The only horizontal surface in your model that might be considered a “floor plane” is already painted with a wood siding material. If you are referring to the space between the walls, there’s no face to select nor paint with a concrete texture.
I’ve turned off materials so face orientation is evident and I changed the background color so you can see where there aren’t any faces. The arrow on the right points to the only “floor plane” face. The arrow on left points to a gap that ought to be fixed.
Note that the blue back faces shouldn’t be visible. It should only be white front faces that we see once the model is 3D. In some cases like the top of the wall above the two windows, it’s because the face is missing. In other places it’s because the faces are reversed.
The window component you selected doesn’t have hole-cutting enabled so it won’t create an opening. You could trace around them and use Push/Pull to create openings. Since your walls have thickness that’s your best option anyway as hole cutting components can only cut through a single face. One of the windows isn’t on the surface so that needs fixing…
Well, I’m not trying to be mean but I think I would suggest starting over. There are enough things wrong that I think it would be easier to start from scratch. Even the dimensions seem to be wrong.
I would suggest starting the model at the origin (where the axis lines cross), keep on top of proper face orientation, learn how to use groups and components to separate geometry into objects and save painting the faces until after the model is pretty well built. Textures can obscure things when you are working on the model. As cool as it is to show those materials, it’s generally easier if you wait. You might want to go through the SketchUp Fundamentals and get a little better grasp of how the basics work.
As a first effort this is OK but it can be so much better with not a lot of work.
Hi Dave, thanks for the detailed input. Lots to garner from your replies. The purpose of the drawing was only to really represent the landscaping job I will be doing in-between the two houses, the ground plane is the face missing I guess. How to add a face? Anyway I got carried away and started building more into the model than necessary. I will go through the sketchup fundamentals and have another crack. Thanks again.

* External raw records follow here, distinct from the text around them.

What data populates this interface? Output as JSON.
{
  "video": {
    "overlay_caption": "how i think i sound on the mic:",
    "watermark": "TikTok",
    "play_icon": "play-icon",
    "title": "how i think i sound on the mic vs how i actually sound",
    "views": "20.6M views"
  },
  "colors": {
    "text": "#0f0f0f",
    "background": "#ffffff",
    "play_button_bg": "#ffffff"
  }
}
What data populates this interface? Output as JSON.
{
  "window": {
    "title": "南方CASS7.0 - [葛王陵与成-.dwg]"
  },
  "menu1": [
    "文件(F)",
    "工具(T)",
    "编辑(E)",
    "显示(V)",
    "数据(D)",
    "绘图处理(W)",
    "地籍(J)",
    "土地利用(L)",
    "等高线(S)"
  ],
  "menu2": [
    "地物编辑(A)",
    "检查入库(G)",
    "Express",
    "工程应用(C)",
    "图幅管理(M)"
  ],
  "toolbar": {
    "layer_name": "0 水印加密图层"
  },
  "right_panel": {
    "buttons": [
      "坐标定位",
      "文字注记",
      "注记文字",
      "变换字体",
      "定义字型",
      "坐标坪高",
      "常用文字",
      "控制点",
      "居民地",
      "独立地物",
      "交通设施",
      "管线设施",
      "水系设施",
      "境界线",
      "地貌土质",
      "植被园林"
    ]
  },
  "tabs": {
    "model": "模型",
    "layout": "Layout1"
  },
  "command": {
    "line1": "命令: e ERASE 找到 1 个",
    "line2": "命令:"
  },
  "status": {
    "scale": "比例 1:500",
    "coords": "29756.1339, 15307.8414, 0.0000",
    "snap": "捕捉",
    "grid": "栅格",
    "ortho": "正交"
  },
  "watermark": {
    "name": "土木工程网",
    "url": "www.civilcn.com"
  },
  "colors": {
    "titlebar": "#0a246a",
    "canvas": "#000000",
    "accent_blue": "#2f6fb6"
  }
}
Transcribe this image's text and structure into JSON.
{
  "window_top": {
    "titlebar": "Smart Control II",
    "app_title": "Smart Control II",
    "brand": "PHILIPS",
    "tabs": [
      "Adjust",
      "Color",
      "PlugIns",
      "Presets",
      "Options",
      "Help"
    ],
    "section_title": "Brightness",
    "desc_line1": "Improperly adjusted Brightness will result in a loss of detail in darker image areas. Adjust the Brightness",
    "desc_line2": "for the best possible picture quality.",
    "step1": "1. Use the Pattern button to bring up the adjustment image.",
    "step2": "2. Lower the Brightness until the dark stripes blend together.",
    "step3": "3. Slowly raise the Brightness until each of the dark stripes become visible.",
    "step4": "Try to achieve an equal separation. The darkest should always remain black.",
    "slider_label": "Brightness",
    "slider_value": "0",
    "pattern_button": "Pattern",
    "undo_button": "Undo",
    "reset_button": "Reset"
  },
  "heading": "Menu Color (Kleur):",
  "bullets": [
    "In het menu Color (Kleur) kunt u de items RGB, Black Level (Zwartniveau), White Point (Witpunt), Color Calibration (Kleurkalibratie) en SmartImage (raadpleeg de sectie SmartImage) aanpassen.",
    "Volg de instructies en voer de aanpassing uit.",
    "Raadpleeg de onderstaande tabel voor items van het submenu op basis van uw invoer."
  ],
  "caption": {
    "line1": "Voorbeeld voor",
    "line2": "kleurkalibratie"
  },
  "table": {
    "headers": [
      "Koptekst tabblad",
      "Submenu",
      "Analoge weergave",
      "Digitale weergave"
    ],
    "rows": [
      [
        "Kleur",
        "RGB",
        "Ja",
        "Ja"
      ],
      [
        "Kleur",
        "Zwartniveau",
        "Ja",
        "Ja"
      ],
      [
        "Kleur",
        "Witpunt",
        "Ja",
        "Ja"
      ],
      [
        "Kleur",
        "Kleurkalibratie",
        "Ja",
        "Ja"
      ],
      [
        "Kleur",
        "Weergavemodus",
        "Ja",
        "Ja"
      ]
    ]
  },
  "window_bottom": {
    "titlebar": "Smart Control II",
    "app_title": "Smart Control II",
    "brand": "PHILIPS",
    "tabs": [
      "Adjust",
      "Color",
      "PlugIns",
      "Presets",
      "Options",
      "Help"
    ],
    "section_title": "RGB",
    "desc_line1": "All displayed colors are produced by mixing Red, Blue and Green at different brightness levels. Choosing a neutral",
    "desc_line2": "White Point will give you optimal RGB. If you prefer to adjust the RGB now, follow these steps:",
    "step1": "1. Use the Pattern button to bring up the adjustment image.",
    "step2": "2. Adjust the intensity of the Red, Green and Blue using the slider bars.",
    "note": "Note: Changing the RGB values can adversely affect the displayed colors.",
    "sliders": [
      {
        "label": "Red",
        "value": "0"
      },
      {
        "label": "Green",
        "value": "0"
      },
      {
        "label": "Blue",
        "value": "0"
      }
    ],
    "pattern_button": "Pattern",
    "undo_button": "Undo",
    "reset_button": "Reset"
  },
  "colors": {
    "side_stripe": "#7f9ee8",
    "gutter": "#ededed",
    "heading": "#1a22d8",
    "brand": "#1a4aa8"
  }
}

Ive just had a look at the Sketchup Fundamentals. What a brilliant resource-thanks!
In order to have a face you need a closed loop of bounding edge that all lie on the same plane. You have the closed loop but the edges aren’t in a plane. Notice the Z-coordinates for the points in the screen shot.
If you fix that issue, you should be able to create a face. One option of course is to apply the milk stool principle and make triangles. That would get you faces however it wouldn’t be one single face and that might turn out to be problematic.
Is this your place and do you have ready access to it to take measurements?
HI Dave. Thanks again for continuing. Yes its my place. I have measured pretty well. Those windows of the front deck were actually just mocked in without measure. The rest of the measurements are reasonably accurate. The face in question slopes on two gradients, length and width and will always run downhill and away from house, perhaps not as much once i do final level but there will definitely always be gradient.
Then you will probably need to use triangles to create the surfaces in there.
Just had a go, that will get me out of trouble. So in future if a site is on a gradient and one wishes to add a texture etc, is the triangle method the best?
Generally it would be. It depends on the exact situation but there’s no twisting of faces like there would be in real concrete or plywood so if the perimeter edges aren’t going to be on the same plane, you’ll need to do something to create co-planar edges in order to get faces to paint materials on. Triangles are generally the solution.